What the task asks | Check each line of the records below and collect those holding "label".
Start of Material for this task
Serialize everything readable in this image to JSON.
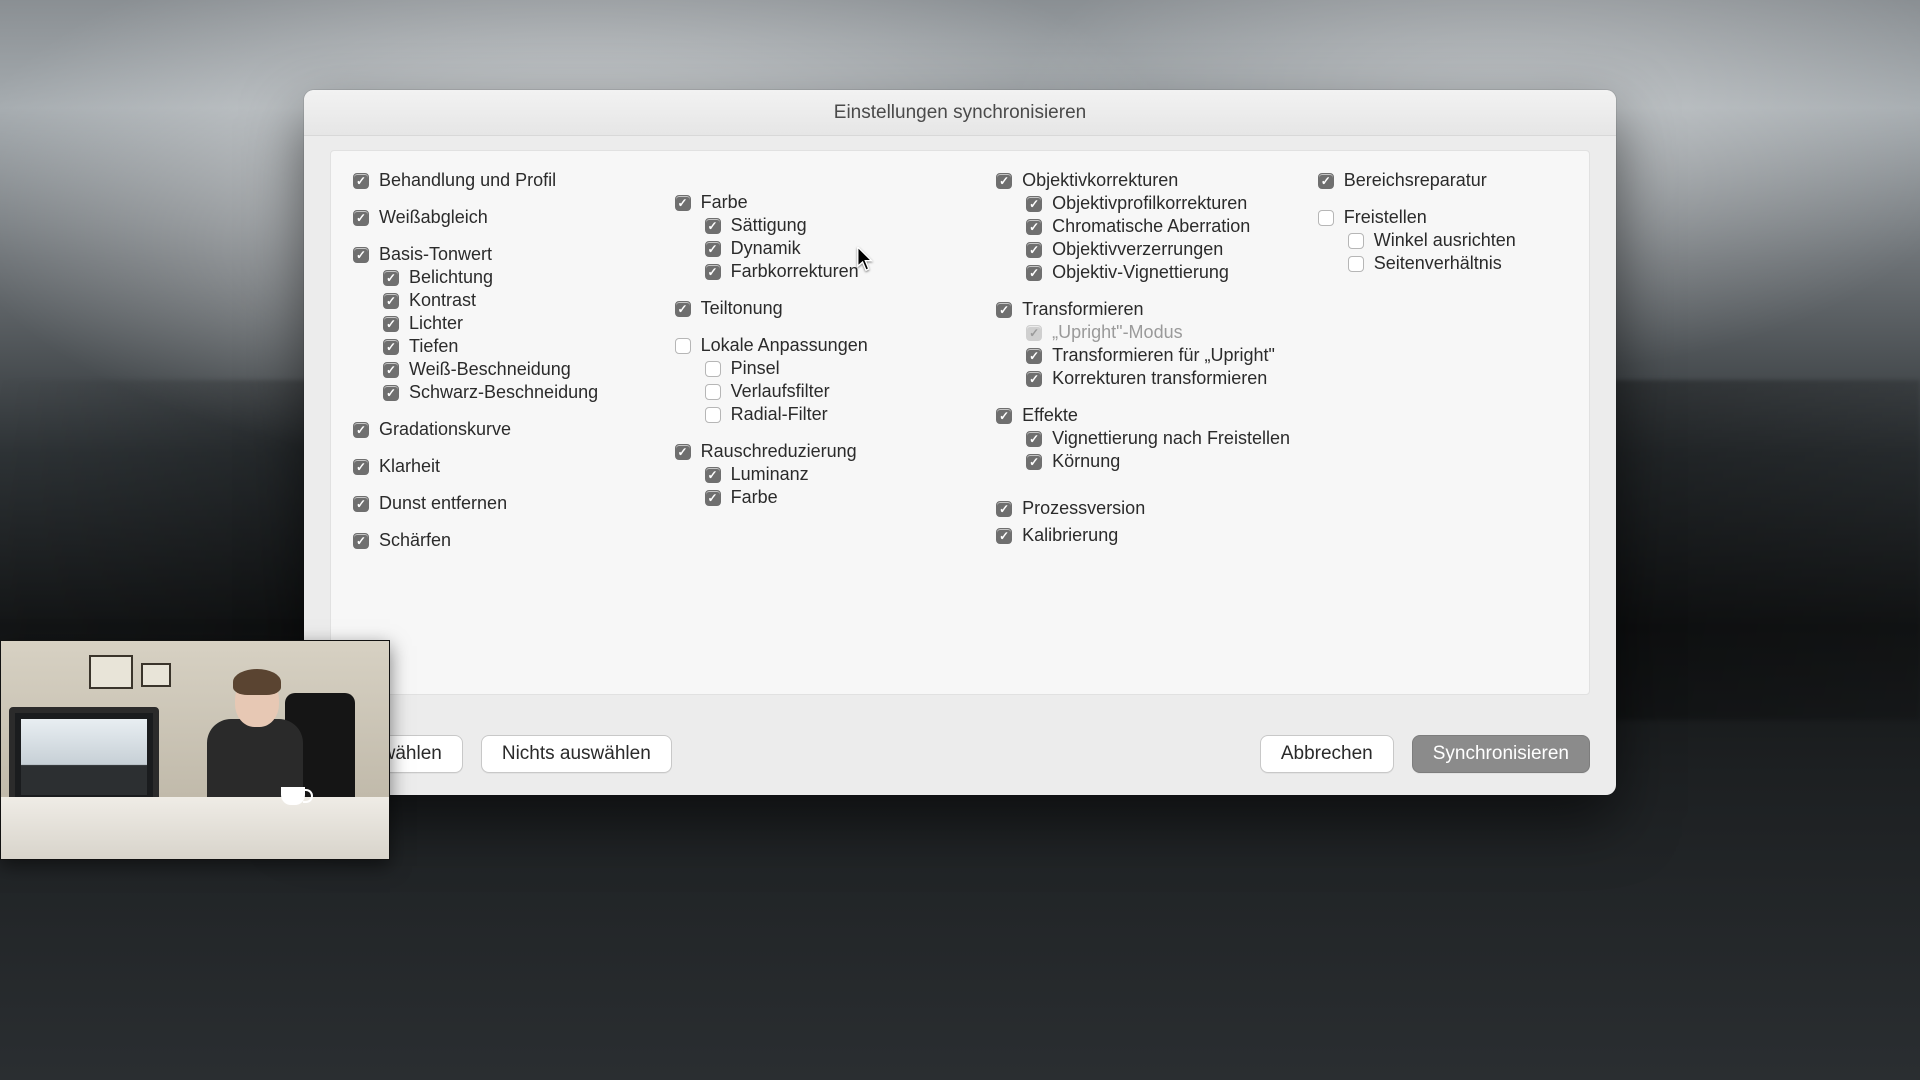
{
  "dialog": {
    "title": "Einstellungen synchronisieren",
    "buttons": {
      "select_all": "auswählen",
      "select_none": "Nichts auswählen",
      "cancel": "Abbrechen",
      "sync": "Synchronisieren"
    }
  },
  "col1": {
    "treatment_profile": "Behandlung und Profil",
    "white_balance": "Weißabgleich",
    "basic_tone": {
      "label": "Basis-Tonwert",
      "exposure": "Belichtung",
      "contrast": "Kontrast",
      "highlights": "Lichter",
      "shadows": "Tiefen",
      "white_clip": "Weiß-Beschneidung",
      "black_clip": "Schwarz-Beschneidung"
    },
    "tone_curve": "Gradationskurve",
    "clarity": "Klarheit",
    "dehaze": "Dunst entfernen",
    "sharpen": "Schärfen"
  },
  "col2": {
    "color": {
      "label": "Farbe",
      "saturation": "Sättigung",
      "vibrance": "Dynamik",
      "color_adjust": "Farbkorrekturen"
    },
    "split_toning": "Teiltonung",
    "local": {
      "label": "Lokale Anpassungen",
      "brush": "Pinsel",
      "gradient": "Verlaufsfilter",
      "radial": "Radial-Filter"
    },
    "noise": {
      "label": "Rauschreduzierung",
      "luminance": "Luminanz",
      "color": "Farbe"
    }
  },
  "col3": {
    "lens": {
      "label": "Objektivkorrekturen",
      "profile": "Objektivprofilkorrekturen",
      "chromatic": "Chromatische Aberration",
      "distortion": "Objektivverzerrungen",
      "vignette": "Objektiv-Vignettierung"
    },
    "transform": {
      "label": "Transformieren",
      "upright_mode": "„Upright\"-Modus",
      "transform_upright": "Transformieren für „Upright\"",
      "transform_corr": "Korrekturen transformieren"
    },
    "effects": {
      "label": "Effekte",
      "post_crop_vignette": "Vignettierung nach Freistellen",
      "grain": "Körnung"
    },
    "process_version": "Prozessversion",
    "calibration": "Kalibrierung"
  },
  "col4": {
    "spot_removal": "Bereichsreparatur",
    "crop": {
      "label": "Freistellen",
      "straighten": "Winkel ausrichten",
      "aspect": "Seitenverhältnis"
    }
  }
}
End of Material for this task
Answer to this exercise |
      "label": "Basis-Tonwert",
      "label": "Farbe",
      "label": "Lokale Anpassungen",
      "label": "Rauschreduzierung",
      "label": "Objektivkorrekturen",
      "label": "Transformieren",
      "label": "Effekte",
      "label": "Freistellen",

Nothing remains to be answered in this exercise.